What are the tools for engineering survey
The tools used by the technicians to carry out the relevant activities are as follows:
- Theodolite: is an optical-mechanical topographic instrument that allows the measurement of azimuthal angles and zenithal angles;
- Total station: represents the technological evolution of theodolite and is an electronic instrument that allows to detect angles and distances with great precision, determining the exact position of the points in space. The total station can also be connected to a computer for data processing;
- Digital level: it is a precision instrument that allows you to measure and store the differences in altitude and distances;
- Laser scanner: allows you to measure at very high speed the position of hundreds of thousands of points that define the surface of the surrounding objects. The result of the acquisition is commonly called “cloud of points” and constitutes the basis from which to start for the correct three-dimensional representation of the object detected.
- GNSS receiver (Global Navigation Satellite System): it is a tool used both in the survey and tracking phase and allows you to place points on the Earth’s surface and determine their coordinates using satellite navigation systems;
- Drones: not exactly a measuring tool, but a remote-controlled aircraft equipped with a camera for photogrammetric reconstructions or equipped with LiDAR (Laser Imaging Detection and Ranging) technology for laser scanning. Drones are mainly used for surveys or inspections in high-risk areas (such as bridges or other infrastructures).
The terrestrial laser scanner and the drone-mounted LiDAR sensors are highly innovative technologies used especially in the field of Building Information Modeling for the survey of the built. The point clouds captured by these tools can be imported into BIM modeling software that can automatically generate the digital models of surveyed works.
If you also need to create the BIM model of an existing structure quickly and reliably, you can try a free Point cloud to BIM professional software that with a few simple clicks allows you to switch directly from the point cloud to the BIM model.
What are the different types of surveys in civil engineering
When performing surveying operations, it is very important to remember that the surface of the Earth is not flat.
However, in most cases, civil engineering works involve only small portions of land that can be approximated to flat surfaces. Depending on the extent of the project, it is therefore possible to use one of the following types of surveying methods:
- Planimetric Survey: this method ignores the effects of earth’s curvature and considers all surfaces as levelled geometric planes.
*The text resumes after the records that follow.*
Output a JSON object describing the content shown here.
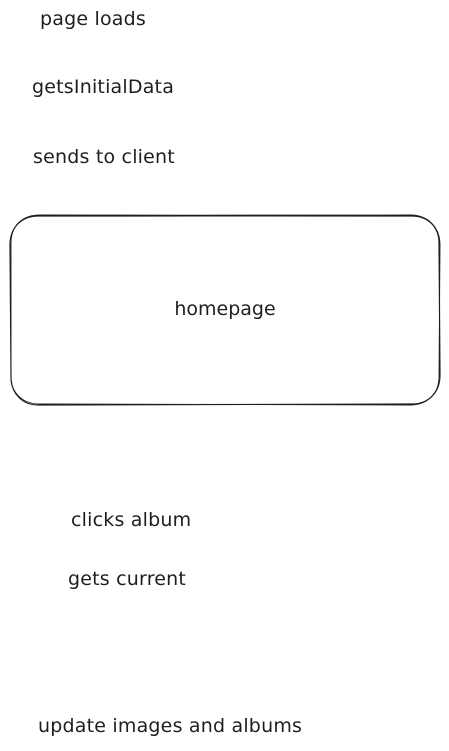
{
  "notes": {
    "page_loads": "page loads",
    "gets_initial_data": "getsInitialData",
    "sends_to_client": "sends to client",
    "clicks_album": "clicks album",
    "gets_current": "gets current",
    "update_images_albums": "update images and albums"
  },
  "homepage_box": {
    "label": "homepage"
  },
  "colors": {
    "stroke": "#1e1e1e",
    "background": "#ffffff"
  }
}
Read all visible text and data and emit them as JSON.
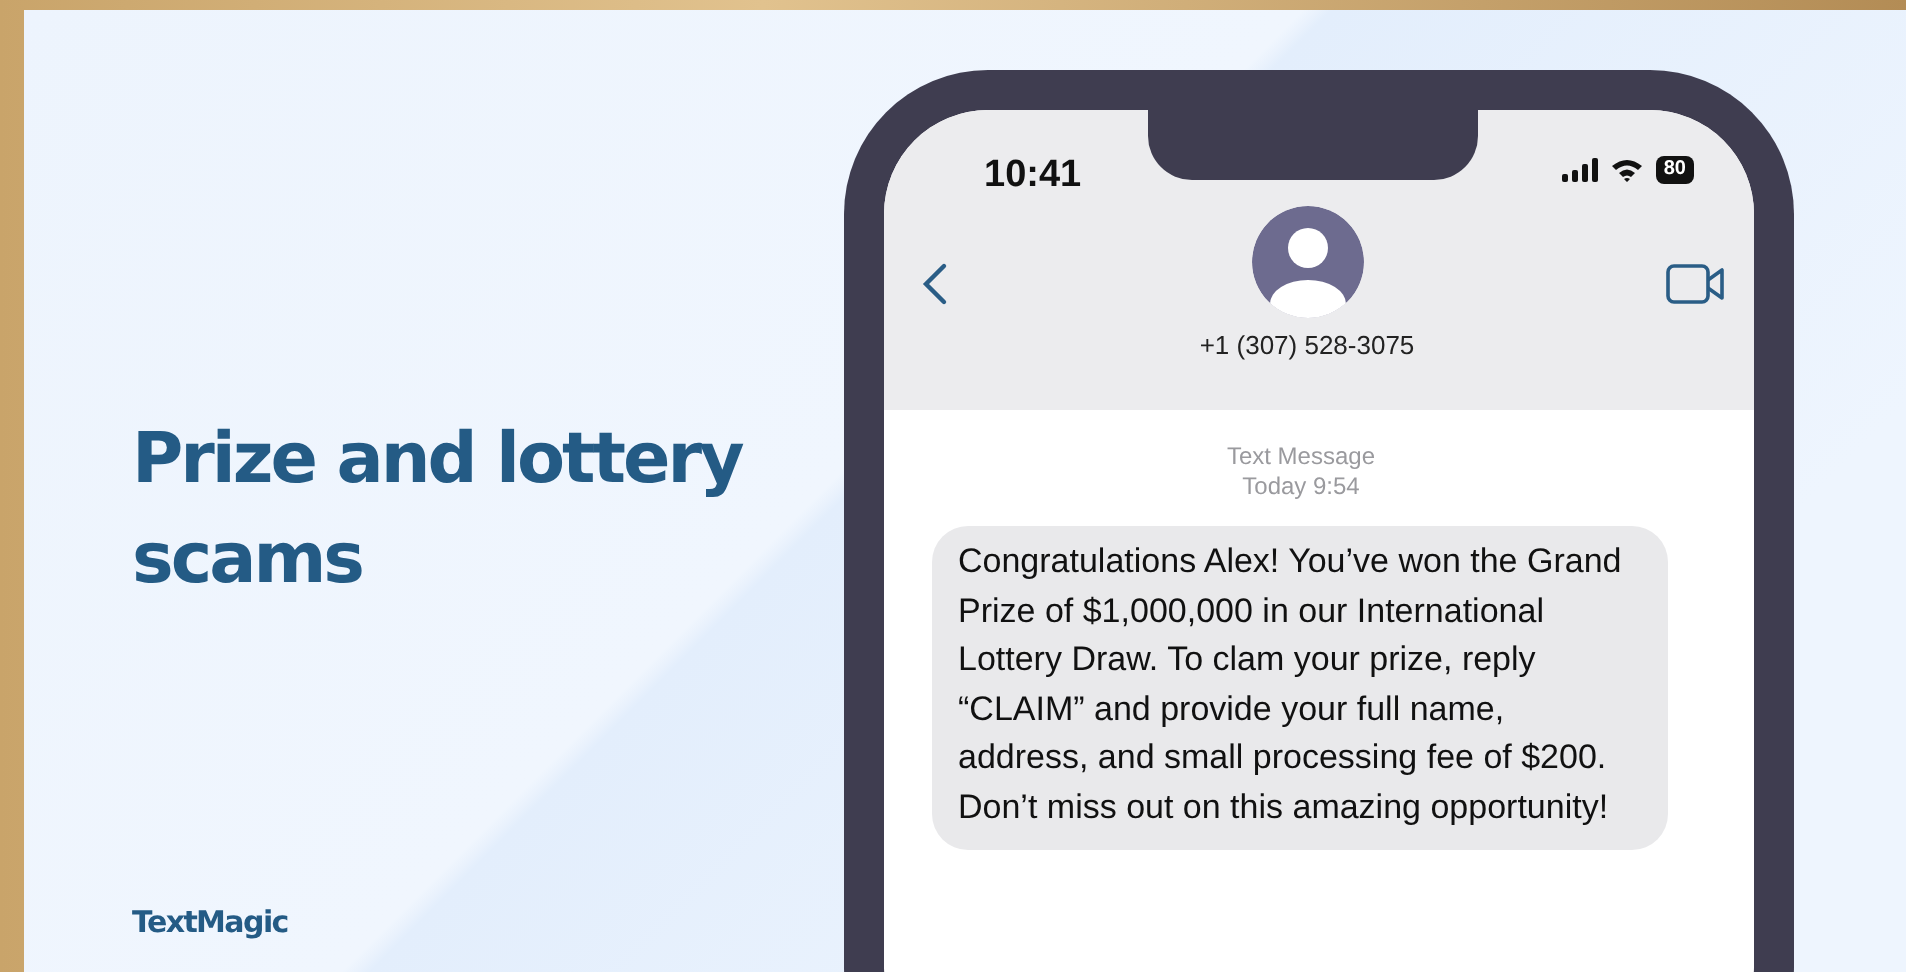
{
  "heading": "Prize and lottery scams",
  "brand": "TextMagic",
  "phone": {
    "status_bar": {
      "time": "10:41",
      "battery": "80"
    },
    "contact": {
      "number": "+1 (307) 528-3075"
    },
    "thread": {
      "service": "Text Message",
      "time": "Today 9:54"
    },
    "messages": [
      {
        "text": "Congratulations Alex! You’ve won the Grand Prize of $1,000,000 in our International Lottery Draw. To clam your prize, reply “CLAIM” and provide your full name, address, and small processing fee of $200. Don’t miss out on this amazing opportunity!"
      }
    ]
  }
}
It is usually used for land extensions which are less than 250 Km²;
- Geodetic survey: this method takes into account the earth’s curvature and is used for very extensive projects.
Regardless of the considerations on the shape of the Earth, the survey can also be classified in relation to the purpose for which it is performed, making a distinction between the following categories:
- Topographical survey: it is used to create a map of a specific region of territory that includes natural and artificial characteristics and reports altitudes;
- Cadastral survey: focuses on the identification of property boundaries;
- Control survey: used to establish the position of the control points at ground level;
- Reconnaissance Survey: this method is usually adopted to explore the conditions of the site and the presence of any infrastructures;
- Roadway or route survey: used to plan and trace routes for the construction of linear works (such as highways, railways, canals, pipelines, etc.).
- Preliminary project survey: normally used to collect adequate data to prepare the area plan of the project site;
- Construction survey: this is used to trace lines and points on the ground for the actual construction phase of works;
- As-built Survey: used to collect and record the data of structures as they were built.